The winner of the “Muscle Memory Poll from my last post is NOT Madonna, although she did get 20% of the vote.
The winning Super Bowl vote(s) for best display of muscle memory* during the big game were split evenly between the Manningham catch (40%) and the Bradshaw touchdown run (40%). Unfortunately, NFL Films pulled the videos off of YouTube shortly after posting this poll so you can’t go back to the last post to review each play but we can get inside the huddle and replay what was happening on the field courtesy of interviews conducted after the game by reporters for Giants.com
According to the an interview with Eli Manning, here’s what went on in the huddle and what he was yelling to Ahmad Bradshaw on the final scoring play: “I just yelled, ‘Don’t score! Don’t score!’ Obviously, he heard me (because) he thought about it. I know it’s tough for a running back.
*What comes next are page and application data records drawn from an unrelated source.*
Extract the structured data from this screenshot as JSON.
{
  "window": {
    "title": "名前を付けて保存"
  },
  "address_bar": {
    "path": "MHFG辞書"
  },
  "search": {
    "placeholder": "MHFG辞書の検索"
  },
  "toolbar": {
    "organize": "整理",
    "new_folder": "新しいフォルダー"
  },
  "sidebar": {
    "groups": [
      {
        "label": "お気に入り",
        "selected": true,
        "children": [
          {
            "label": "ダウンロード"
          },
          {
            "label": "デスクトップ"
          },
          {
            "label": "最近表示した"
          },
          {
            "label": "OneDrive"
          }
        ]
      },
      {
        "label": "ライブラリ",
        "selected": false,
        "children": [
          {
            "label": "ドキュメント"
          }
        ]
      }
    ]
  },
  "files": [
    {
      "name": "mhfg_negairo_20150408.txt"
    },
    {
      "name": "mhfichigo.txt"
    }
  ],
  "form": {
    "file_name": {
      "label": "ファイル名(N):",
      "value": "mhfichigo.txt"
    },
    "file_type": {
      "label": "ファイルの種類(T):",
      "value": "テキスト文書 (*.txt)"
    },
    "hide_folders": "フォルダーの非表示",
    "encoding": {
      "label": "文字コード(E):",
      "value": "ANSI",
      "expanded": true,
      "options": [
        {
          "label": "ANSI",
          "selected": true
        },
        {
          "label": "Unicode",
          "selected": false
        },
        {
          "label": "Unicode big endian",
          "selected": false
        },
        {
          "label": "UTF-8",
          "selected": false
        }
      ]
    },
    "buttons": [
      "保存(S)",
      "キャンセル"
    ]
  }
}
They see a big hole right there going for a touchdown (and muscle memory almost drives them on autopilot to get in the end zone*). I think something almost had to pop into his head like something was up. This is a little bit too good to be true. I am yelling, and he obviously had heard me. He thought about kind of going down, but I think he didn’t quite know what to do. He said, ‘Hey, I have a touchdown, I am going to take it.’ I am glad he did.”
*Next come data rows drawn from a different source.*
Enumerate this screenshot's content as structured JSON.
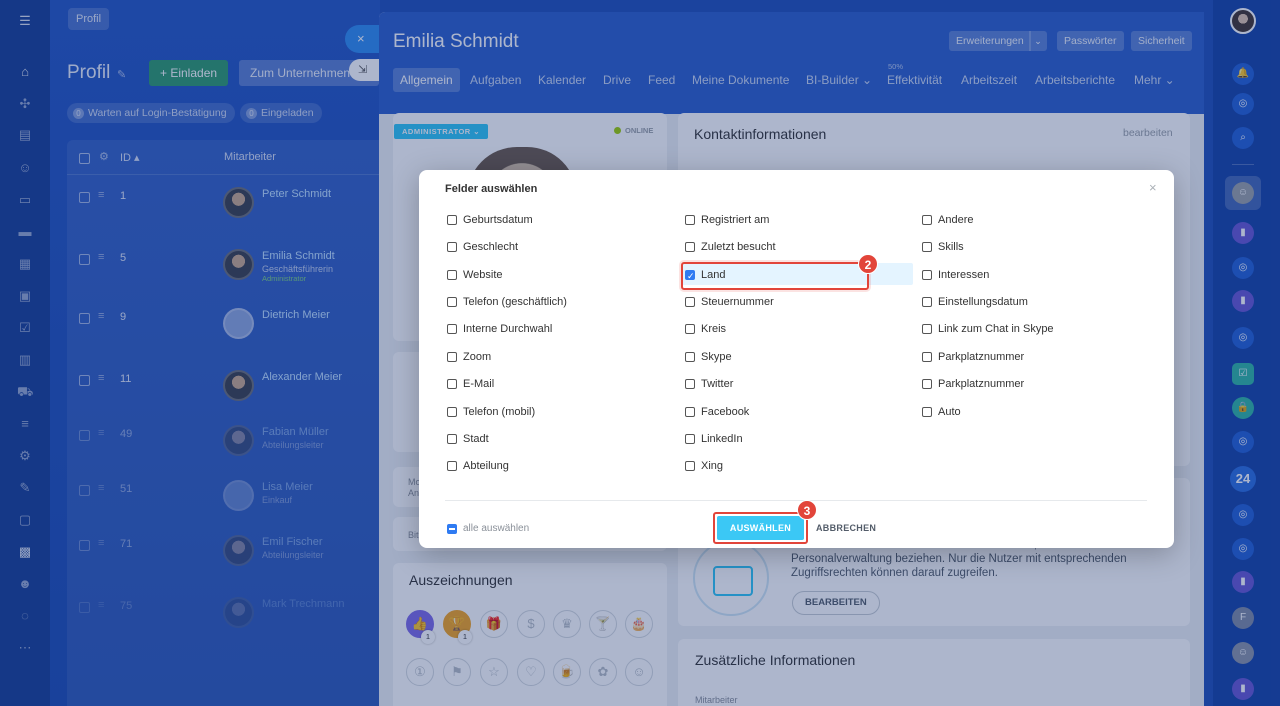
{
  "bg": {
    "profil_tab": "Profil",
    "title": "Profil",
    "invite_btn": "+ Einladen",
    "company_btn": "Zum Unternehmen hinzufügen",
    "chip1_count": "0",
    "chip1_label": "Warten auf Login-Bestätigung",
    "chip2_count": "0",
    "chip2_label": "Eingeladen",
    "col_id": "ID ▴",
    "col_emp": "Mitarbeiter",
    "rows": [
      {
        "id": "1",
        "name": "Peter Schmidt",
        "pos": "",
        "pos2": ""
      },
      {
        "id": "5",
        "name": "Emilia Schmidt",
        "pos": "Geschäftsführerin",
        "pos2": "Administrator"
      },
      {
        "id": "9",
        "name": "Dietrich Meier",
        "pos": "",
        "pos2": ""
      },
      {
        "id": "11",
        "name": "Alexander Meier",
        "pos": "",
        "pos2": ""
      },
      {
        "id": "49",
        "name": "Fabian Müller",
        "pos": "Abteilungsleiter",
        "pos2": ""
      },
      {
        "id": "51",
        "name": "Lisa Meier",
        "pos": "Einkauf",
        "pos2": ""
      },
      {
        "id": "71",
        "name": "Emil Fischer",
        "pos": "Abteilungsleiter",
        "pos2": ""
      },
      {
        "id": "75",
        "name": "Mark Trechmann",
        "pos": "",
        "pos2": ""
      }
    ]
  },
  "profile": {
    "name": "Emilia Schmidt",
    "header_buttons": {
      "erweiterungen": "Erweiterungen",
      "passwoerter": "Passwörter",
      "sicherheit": "Sicherheit"
    },
    "tabs": [
      "Allgemein",
      "Aufgaben",
      "Kalender",
      "Drive",
      "Feed",
      "Meine Dokumente",
      "BI-Builder ⌄",
      "Effektivität",
      "Arbeitszeit",
      "Arbeitsberichte",
      "Mehr ⌄"
    ],
    "effektivitaet_pct": "50%",
    "admin_ribbon": "ADMINISTRATOR ⌄",
    "online": "ONLINE",
    "contact_title": "Kontaktinformationen",
    "contact_edit": "bearbeiten",
    "personal_text": "Dieser Bereich enthält Informationen und Daten, die sich auf die Personalverwaltung beziehen. Nur die Nutzer mit entsprechenden Zugriffsrechten können darauf zugreifen.",
    "bearbeiten_btn": "BEARBEITEN",
    "awards_title": "Auszeichnungen",
    "zusatz_title": "Zusätzliche Informationen",
    "mitarbeiter_label": "Mitarbeiter",
    "misc": {
      "mo": "Mo",
      "an": "An",
      "bit": "Bit"
    },
    "badge_counts": [
      "1",
      "1"
    ]
  },
  "modal": {
    "title": "Felder auswählen",
    "close": "×",
    "columns": [
      [
        {
          "label": "Geburtsdatum",
          "checked": false
        },
        {
          "label": "Geschlecht",
          "checked": false
        },
        {
          "label": "Website",
          "checked": false
        },
        {
          "label": "Telefon (geschäftlich)",
          "checked": false
        },
        {
          "label": "Interne Durchwahl",
          "checked": false
        },
        {
          "label": "Zoom",
          "checked": false
        },
        {
          "label": "E-Mail",
          "checked": false
        },
        {
          "label": "Telefon (mobil)",
          "checked": false
        },
        {
          "label": "Stadt",
          "checked": false
        },
        {
          "label": "Abteilung",
          "checked": false
        }
      ],
      [
        {
          "label": "Registriert am",
          "checked": false
        },
        {
          "label": "Zuletzt besucht",
          "checked": false
        },
        {
          "label": "Land",
          "checked": true
        },
        {
          "label": "Steuernummer",
          "checked": false
        },
        {
          "label": "Kreis",
          "checked": false
        },
        {
          "label": "Skype",
          "checked": false
        },
        {
          "label": "Twitter",
          "checked": false
        },
        {
          "label": "Facebook",
          "checked": false
        },
        {
          "label": "LinkedIn",
          "checked": false
        },
        {
          "label": "Xing",
          "checked": false
        }
      ],
      [
        {
          "label": "Andere",
          "checked": false
        },
        {
          "label": "Skills",
          "checked": false
        },
        {
          "label": "Interessen",
          "checked": false
        },
        {
          "label": "Einstellungsdatum",
          "checked": false
        },
        {
          "label": "Link zum Chat in Skype",
          "checked": false
        },
        {
          "label": "Parkplatznummer",
          "checked": false
        },
        {
          "label": "Parkplatznummer",
          "checked": false
        },
        {
          "label": "Auto",
          "checked": false
        }
      ]
    ],
    "select_all": "alle auswählen",
    "select_btn": "AUSWÄHLEN",
    "cancel_btn": "ABBRECHEN",
    "step2": "2",
    "step3": "3"
  },
  "right_rail": {
    "counter": "24"
  },
  "colors": {
    "accent": "#3bc8f5",
    "highlight": "#e2453a",
    "checkbox": "#2f7bf2"
  }
}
Eli Manning also commented on the great catch by Manningham and if he thought his pass late in the fourth quarter was one of the best throws of his career. Here’s what Giants.com reports Eli said: “I’m not good at ranking my throws. Obviously, it was a Super Bowl and a tight throw, but I didn’t have any questions. I felt the safety was inside. I wasn’t worried about whether it would be an interception or a dangerous throw when the ball was released. I saw a window. I felt confident about it. I didn’t think much about it. I just saw where Mario (Manningham) was and knew the timing. A lot of those throws are muscle memory. You don’t think about how far to throw it or what to do. You see your receiver, you step, you make the throw and hopefully you put it in a good spot where he can catch it. He made a great play.”
What the heck does this have to do with stroke recovery?
Successful stroke recovery requires an adequate stimulus or volume of “work in” to drive change. This input or training effect restores or retrains that same muscle memory and makes tasks more fluid or automatic. In a previous post I described how stroke patients must develop a new mindset to be successful. They must think of their rehab as preparing with the same mindset as an athlete would before going to the Olympics.
Just as an athlete would use an expert coach to design and oversee an appropriate training protocol, the stroke survivor should team up with a PT that has developed an arsenal of therapy skill sets. The therapist also should have a working knowledge of the new research in training intensity and frequency as it relates to neuroplasticity. The PT Coach should also be up to date on new EMG, FES and combined biofeedback and gaming technologies to maximize their patients home training program and to help provide enough stimulus and volume of work required to rewire the brain.
“Performing 2 sets of 10 reps once per day is not going to get you to the Olympics and it certainly is not going to prepare you for your return to the best possible outcome post stroke!”- David Dansereau, Stroke Survivor and Physical Therapist
[*Sidebar] Because I write this column I get to cast the tie breaking deciding vote. I vote for the Touchdown. Bradshaw had every muscle fiber trained to go for the end zone ever since the day he started practicing as a youth. With all those years of practice, it was entirely unnatural to stop and fall at the goal line despite Eli yelling at him to get down. Survivors take note, Fall or Walk – your choice- now go practice!
*Muscle memory as defined in Wikipedia has been used synonymously with motor learning, which is a form of procedural memory that involves consolidating a specific motor task into memory through repetition. When a movement is repeated over time, a long-term muscle memory is created for that task, eventually allowing it to be performed without conscious effort. This process decreases the need for attention and creates maximum efficiency within the motor and memory systems.